It's the only thing that still fits.
Since getting hitched five years ago, I've packed 25 pounds onto my 5'3" frame, reaching 165 pounds and trading my size 8s for 12s.
I never thought I'd really "let myself go" (my blood boils at that phrase), but I have lost touch with my old self. Since getting married, I've exercised less and drank more — mostly to soothe the demands of my job, but also to hush the bouts of thunderous monotony that come with marriage. Kill a bottle of wine with dinner a few times a week and the calories add up.
My jeans and shirts had become increasingly snugger, but it wasn't until the zipper on my favorite dress wouldn't budge that I was forced to confront my new size. I was mortified, especially when I saw a slab of back fat in the mirror.

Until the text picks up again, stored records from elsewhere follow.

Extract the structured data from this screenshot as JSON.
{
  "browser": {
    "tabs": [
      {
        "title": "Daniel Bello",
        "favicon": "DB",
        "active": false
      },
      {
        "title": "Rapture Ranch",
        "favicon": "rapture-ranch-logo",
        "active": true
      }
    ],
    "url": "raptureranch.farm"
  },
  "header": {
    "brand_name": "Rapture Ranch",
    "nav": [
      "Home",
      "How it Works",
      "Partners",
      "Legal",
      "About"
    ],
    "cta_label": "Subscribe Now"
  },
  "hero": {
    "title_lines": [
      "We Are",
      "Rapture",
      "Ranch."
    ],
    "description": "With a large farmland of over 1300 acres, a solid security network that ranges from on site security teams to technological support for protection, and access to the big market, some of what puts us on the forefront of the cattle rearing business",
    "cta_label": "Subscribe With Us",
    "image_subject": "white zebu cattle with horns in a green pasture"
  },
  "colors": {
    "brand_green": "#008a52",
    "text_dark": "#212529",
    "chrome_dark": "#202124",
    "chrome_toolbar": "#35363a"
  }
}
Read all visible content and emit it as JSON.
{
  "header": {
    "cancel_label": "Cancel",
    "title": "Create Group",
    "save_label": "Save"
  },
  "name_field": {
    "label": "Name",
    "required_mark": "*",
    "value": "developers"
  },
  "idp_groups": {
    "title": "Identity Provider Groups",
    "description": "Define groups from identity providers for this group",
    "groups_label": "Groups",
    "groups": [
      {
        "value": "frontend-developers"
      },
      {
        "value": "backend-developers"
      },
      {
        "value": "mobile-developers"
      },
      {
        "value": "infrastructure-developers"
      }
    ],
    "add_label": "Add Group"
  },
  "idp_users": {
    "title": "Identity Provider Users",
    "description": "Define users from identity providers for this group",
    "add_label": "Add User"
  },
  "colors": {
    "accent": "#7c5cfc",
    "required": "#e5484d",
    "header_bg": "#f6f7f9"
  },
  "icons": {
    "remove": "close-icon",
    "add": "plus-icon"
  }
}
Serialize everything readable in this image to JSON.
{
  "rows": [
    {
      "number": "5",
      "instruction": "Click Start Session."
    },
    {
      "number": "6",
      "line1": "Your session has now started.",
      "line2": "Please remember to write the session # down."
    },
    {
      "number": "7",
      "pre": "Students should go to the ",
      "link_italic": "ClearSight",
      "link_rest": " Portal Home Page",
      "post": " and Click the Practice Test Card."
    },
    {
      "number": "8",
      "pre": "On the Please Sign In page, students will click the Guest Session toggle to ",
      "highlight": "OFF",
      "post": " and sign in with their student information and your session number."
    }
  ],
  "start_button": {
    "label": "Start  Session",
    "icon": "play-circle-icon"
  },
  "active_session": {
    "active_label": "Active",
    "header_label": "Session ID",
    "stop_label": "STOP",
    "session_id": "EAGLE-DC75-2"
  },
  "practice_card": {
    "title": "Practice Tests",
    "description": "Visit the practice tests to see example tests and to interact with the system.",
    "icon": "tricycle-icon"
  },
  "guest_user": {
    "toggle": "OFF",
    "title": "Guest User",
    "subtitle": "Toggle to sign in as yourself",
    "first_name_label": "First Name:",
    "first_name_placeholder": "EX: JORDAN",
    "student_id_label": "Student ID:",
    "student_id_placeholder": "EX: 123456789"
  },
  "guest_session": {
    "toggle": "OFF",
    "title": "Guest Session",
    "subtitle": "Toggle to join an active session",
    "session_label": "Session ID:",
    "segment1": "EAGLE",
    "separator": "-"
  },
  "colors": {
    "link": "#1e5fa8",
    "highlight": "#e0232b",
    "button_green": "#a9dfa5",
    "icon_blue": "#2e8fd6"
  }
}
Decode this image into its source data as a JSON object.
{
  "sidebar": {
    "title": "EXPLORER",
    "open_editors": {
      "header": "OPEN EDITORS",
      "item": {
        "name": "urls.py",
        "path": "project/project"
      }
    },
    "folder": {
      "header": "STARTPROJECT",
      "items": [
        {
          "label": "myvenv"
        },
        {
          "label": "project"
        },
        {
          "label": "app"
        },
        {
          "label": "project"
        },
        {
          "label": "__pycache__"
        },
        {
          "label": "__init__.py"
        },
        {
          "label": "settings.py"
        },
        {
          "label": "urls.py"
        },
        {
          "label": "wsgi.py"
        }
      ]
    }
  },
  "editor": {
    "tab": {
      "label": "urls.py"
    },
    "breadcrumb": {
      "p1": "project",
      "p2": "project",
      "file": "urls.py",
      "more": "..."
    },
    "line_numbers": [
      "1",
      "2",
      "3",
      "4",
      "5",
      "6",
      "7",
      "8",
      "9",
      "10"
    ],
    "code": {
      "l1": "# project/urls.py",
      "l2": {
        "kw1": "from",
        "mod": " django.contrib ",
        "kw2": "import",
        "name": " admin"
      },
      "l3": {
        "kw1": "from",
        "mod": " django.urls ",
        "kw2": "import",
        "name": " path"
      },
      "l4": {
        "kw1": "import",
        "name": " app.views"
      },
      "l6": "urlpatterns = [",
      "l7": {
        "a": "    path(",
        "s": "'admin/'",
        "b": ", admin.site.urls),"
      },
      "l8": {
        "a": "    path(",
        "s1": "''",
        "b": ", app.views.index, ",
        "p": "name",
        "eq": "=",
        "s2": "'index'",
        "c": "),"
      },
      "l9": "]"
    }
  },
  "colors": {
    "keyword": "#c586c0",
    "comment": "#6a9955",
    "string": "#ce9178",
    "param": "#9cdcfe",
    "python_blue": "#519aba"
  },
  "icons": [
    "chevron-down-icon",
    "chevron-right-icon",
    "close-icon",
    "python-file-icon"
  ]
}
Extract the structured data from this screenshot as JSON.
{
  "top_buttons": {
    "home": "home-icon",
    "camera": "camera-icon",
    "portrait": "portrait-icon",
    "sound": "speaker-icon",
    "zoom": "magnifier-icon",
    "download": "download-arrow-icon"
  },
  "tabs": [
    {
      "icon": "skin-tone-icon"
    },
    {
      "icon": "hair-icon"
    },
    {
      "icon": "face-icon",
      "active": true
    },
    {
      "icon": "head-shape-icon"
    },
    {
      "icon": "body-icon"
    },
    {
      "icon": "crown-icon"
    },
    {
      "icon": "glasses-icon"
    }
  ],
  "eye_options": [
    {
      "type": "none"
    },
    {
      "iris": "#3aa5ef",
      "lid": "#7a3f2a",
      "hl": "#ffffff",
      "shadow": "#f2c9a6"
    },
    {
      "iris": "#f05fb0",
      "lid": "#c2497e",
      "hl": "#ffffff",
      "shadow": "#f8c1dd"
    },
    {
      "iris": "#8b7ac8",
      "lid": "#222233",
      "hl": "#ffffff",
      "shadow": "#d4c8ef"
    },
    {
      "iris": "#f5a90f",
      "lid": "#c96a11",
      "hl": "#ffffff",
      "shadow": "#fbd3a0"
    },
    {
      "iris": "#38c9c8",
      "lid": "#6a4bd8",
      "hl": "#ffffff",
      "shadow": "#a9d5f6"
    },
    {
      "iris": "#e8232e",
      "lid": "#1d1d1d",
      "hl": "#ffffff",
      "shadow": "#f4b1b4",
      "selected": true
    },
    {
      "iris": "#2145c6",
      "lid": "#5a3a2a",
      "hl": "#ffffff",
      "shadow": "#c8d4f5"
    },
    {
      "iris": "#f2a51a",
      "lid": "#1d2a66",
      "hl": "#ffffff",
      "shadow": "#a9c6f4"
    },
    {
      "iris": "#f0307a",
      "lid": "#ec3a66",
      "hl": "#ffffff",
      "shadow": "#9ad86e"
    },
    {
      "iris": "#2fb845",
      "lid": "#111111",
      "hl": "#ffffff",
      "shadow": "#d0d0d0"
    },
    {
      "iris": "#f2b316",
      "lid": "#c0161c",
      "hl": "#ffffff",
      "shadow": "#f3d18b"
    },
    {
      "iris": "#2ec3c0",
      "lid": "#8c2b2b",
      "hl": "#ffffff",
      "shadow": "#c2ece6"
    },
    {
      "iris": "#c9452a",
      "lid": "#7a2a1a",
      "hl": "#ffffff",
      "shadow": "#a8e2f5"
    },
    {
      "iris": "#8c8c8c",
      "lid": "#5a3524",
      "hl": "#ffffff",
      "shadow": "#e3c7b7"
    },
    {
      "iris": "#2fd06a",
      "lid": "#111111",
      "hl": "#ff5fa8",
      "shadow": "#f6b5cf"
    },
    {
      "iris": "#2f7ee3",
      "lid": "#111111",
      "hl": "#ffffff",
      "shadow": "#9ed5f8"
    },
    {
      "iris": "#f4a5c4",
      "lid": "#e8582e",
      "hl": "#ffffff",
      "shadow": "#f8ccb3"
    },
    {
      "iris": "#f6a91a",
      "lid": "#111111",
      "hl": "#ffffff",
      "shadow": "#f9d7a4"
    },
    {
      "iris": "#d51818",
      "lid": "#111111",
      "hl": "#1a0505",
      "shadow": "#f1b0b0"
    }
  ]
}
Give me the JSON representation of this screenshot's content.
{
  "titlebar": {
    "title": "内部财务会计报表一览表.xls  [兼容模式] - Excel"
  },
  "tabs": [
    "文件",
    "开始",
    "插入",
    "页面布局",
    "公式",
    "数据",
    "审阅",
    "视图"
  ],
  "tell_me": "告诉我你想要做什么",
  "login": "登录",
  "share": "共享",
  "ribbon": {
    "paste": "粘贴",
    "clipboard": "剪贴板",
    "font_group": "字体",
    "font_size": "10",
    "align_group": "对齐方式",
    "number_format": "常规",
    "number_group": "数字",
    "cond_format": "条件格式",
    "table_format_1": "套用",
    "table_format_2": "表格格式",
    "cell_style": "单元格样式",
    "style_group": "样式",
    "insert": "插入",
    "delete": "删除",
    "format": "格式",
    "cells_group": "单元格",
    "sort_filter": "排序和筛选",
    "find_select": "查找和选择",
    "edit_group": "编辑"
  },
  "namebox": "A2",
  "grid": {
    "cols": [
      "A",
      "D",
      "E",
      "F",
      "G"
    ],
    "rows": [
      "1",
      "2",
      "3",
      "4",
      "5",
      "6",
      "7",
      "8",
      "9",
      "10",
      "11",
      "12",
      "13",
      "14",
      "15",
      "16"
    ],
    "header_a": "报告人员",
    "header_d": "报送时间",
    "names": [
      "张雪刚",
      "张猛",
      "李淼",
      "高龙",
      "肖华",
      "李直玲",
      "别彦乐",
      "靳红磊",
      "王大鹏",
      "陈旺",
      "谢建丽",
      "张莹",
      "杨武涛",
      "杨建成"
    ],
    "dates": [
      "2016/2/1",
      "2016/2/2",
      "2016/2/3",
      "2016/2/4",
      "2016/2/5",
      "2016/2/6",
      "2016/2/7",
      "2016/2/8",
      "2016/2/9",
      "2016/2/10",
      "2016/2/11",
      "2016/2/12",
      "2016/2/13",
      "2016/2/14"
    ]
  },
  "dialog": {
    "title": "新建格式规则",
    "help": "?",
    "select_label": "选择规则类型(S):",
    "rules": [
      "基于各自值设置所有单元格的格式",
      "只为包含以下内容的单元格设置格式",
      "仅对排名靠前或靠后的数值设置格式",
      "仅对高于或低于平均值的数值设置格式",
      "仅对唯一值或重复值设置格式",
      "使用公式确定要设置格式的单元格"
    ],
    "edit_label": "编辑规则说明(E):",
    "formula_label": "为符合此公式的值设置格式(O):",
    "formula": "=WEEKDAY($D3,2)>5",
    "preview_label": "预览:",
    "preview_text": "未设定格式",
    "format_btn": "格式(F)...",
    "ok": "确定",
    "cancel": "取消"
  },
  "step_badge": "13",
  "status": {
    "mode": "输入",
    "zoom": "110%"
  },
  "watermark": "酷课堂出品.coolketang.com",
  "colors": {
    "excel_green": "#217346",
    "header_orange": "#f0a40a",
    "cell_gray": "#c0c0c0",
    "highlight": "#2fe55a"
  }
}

I had recently read a new study published in the journal Social Psychological and Personality Science that found that marriages are happier when the wife is the skinnier party — and it made me question how my weight gain was affecting my own marriage.
When we think of "the fat wife," we envision a woman one cupcake-binge away from The Biggest Loser. That's not me. Much of my fat has settled in the "right" places (my breasts and hips). But what if it hadn't? What if I'd gained 50 pounds? Or 100? Would I be testing the vow of "for better or worse"?
In bed, my husband, rock-star lean at 155 pounds, must have felt every bit of me — and that made me supremely uncomfortable. I felt big, bulky, unsexy.
One thing neither of us were happy about: my new wardrobe. The clingy clothes that once defined me now hung like artifacts in my closet. When I complained that we didn't have sex as often, my husband nodded to my yoga pants and said, "Babe, you still turn me on. But I need something more to get me going." His blunt comment really hurt — because he was right.
I wondered whether my husband could spot my deflated self-esteem as easily as my love handles. On our honeymoon, I'd sprinted bare-assed through our Jamaican villa. Now, after showering, instead of walking around in a towel like a normal person, I change in the bathroom.
Recently, while planning our anniversary, my husband suggested Mexico. "I haven't seen you in a bathing suit in years," he said. My brain's insecure circuits lit up. "How about Rome?" I asked. "I want museums, landmarks, and walking tours!" I actually wanted none of those things. What I craved was the security of nubby sweaters.
We compromised on Sedona. It's a shame, because I would have loved to dig my toes into white sand.
We've made a habit of dancing around the subject of my fuller body. But one rainy afternoon, my husband and I were cleaning, and he found an old photo of me wearing a sheer Cavalli blouse and skinny jeans. "Damn, you were hot," he gushed. "If you looked like this, we'd have 10 kids by now."
His reaction to that photo triggered the most honest talk we've ever had. He apologized immediately, and I knew he didn't mean to be cruel. There on the floor, surrounded by all our stuff, I told him I didn't feel like myself anymore. "I did this," he said. "I'm so lazy, and I made you lazy." It had impacted many things, he insisted — even my career as an editor, which was stuck in neutral. True, the heavier me felt sluggish, less confident, and less eager to pursue job opportunities.
For every way we enriched each other's lives, we had caught each other's bad habits, too, like a cold. And we knew that without care, we would just keep needlessly passing them around.
That care had to begin with me.
I decided to start at the gym — once a source of stress relief for me — with my first boxing class. The trainer handed me gloves. "You should take off that ring," he said, pointing at my left hand. "You don't want to break it."
No, I didn't. And with that, I tucked it away, slipped on my gloves, and planted a mean left hook squarely on the bag.